The power and importance of the deep acceptance of what ‘is’.

The power and importance of the deep acceptance of what ‘is’.

The 13th Century poet Rumi’s ‘The Guest House’ describes an intriguing metaphor for life’s journey: “This being human is a guest house. Every morning a new arrival. A joy, a depression, a new arrival, a meanness, some momentary awareness comes as an unexpected visitor.”

What should we do with these – often unbidden – visitors?

Rumi’s advice is clear: we should, “Welcome and entertain them all.” And there is a parallel here with Buddhist teaching which tells us that pain – one of those unbidden visitors again – is guaranteed for all of us in life, but our suffering is optional.

Observe it and welcome it

I think what both point to is the power and importance of having deep acceptance of what ‘is’. By truly observing what arises in us, observing those emotions, and welcoming them in, means they don’t have to lead to suffering.

Here’s an example: I’ve recently worked with a client who had joined the executive team but was struggling to find their voice and talked of suffering from impostor syndrome – as many leaders do when they are promoted.

That feeling of impostor syndrome was seen as a weakness until they were told it is what makes them great, because it makes them humble, approachable, thoughtful and curious. For them that was a switch, and now gives them a completely different relationship of deep acceptance with what ‘is’. Now, they welcome the gift of deep acceptance.

That old thinking where you fight and oppose those emotions and feelings that you perceive as weaknesses or vulnerabilities are part of a Newtonian mind which sees life as much more controlled and predictable than it really is. Today’s world is more quantum. It’s a less certain space that embraces interconnectedness, and is strongly influenced and shaped by the digital environment we now live in; requiring different skills of curiosity and listening.
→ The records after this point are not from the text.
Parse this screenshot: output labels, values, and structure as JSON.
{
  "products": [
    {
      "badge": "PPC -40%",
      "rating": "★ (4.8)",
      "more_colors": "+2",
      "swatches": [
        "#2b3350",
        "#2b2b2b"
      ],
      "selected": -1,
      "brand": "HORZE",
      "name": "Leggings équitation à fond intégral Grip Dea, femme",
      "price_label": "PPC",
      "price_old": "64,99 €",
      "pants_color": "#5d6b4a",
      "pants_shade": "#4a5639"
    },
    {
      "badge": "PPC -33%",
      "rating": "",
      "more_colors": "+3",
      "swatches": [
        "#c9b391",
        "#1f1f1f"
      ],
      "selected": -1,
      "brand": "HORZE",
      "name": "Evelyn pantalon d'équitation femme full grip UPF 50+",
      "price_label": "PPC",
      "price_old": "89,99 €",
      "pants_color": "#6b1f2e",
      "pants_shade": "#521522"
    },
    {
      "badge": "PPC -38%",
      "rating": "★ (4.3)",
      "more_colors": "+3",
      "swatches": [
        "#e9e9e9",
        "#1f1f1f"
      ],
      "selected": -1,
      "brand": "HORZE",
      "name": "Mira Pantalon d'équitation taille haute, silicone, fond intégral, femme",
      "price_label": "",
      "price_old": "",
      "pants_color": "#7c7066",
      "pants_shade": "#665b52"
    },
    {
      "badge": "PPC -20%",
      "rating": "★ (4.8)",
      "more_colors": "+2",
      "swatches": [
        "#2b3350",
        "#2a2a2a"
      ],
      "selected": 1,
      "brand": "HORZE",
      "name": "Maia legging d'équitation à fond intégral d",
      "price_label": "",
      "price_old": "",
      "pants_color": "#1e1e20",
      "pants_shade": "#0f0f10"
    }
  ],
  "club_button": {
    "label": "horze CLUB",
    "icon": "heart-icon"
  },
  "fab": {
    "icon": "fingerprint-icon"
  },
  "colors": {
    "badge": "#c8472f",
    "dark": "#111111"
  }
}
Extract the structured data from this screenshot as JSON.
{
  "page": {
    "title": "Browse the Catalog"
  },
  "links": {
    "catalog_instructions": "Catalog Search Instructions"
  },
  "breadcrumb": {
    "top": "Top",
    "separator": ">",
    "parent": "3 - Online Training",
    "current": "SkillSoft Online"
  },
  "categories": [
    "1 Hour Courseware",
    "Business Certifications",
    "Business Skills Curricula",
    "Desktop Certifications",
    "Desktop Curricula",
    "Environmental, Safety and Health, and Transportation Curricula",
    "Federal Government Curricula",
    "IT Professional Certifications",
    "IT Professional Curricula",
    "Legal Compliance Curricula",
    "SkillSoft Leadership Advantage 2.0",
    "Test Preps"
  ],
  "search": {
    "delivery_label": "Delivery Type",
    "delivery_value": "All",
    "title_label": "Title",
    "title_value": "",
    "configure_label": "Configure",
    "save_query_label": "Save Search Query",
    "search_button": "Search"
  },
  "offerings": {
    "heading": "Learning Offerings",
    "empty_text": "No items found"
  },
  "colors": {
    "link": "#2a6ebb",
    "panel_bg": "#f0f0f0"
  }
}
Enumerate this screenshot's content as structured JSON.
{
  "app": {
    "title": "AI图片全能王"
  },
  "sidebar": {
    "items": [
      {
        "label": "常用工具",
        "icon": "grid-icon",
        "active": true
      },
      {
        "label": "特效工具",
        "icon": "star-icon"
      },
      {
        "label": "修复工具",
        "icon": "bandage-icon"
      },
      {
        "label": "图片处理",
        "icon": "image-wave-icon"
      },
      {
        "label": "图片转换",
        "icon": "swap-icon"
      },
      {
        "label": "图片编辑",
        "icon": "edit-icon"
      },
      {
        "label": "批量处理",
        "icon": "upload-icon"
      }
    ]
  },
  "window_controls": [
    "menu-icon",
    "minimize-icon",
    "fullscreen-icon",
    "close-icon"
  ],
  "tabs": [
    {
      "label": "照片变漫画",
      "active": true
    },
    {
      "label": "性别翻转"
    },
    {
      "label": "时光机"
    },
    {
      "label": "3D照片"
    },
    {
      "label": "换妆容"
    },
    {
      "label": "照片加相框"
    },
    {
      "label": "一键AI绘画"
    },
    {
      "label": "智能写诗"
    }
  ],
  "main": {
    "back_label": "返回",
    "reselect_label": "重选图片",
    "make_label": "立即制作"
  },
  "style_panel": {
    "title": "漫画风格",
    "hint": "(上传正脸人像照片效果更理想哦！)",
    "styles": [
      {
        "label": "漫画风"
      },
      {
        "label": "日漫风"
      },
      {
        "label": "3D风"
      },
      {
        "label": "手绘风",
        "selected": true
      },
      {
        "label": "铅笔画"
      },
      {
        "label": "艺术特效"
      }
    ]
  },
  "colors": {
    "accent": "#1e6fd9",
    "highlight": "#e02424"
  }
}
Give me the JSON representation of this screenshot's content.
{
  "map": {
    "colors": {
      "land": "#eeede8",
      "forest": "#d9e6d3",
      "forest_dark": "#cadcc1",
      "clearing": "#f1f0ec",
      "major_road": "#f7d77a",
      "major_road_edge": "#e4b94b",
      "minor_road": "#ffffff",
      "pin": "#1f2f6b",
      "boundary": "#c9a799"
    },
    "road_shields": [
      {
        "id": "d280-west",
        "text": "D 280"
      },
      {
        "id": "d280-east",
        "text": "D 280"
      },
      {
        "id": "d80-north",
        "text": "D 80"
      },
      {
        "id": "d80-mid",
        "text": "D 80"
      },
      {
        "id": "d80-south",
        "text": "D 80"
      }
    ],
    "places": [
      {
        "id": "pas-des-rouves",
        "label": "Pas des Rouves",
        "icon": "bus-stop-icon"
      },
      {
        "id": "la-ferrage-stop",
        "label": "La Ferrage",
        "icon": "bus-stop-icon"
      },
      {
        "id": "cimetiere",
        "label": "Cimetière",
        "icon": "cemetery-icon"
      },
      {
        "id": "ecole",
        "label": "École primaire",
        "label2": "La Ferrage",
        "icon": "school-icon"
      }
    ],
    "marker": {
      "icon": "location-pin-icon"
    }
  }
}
Be grateful for whoever comes

Above all, it’s about that deep acceptance of what ‘is’. As Rumi’s Guest House concludes: “The dark thought, the shame, the malice – meet them at the door laughing, and invite them in. Be grateful for whoever comes, because each has been sent as a guide from beyond.”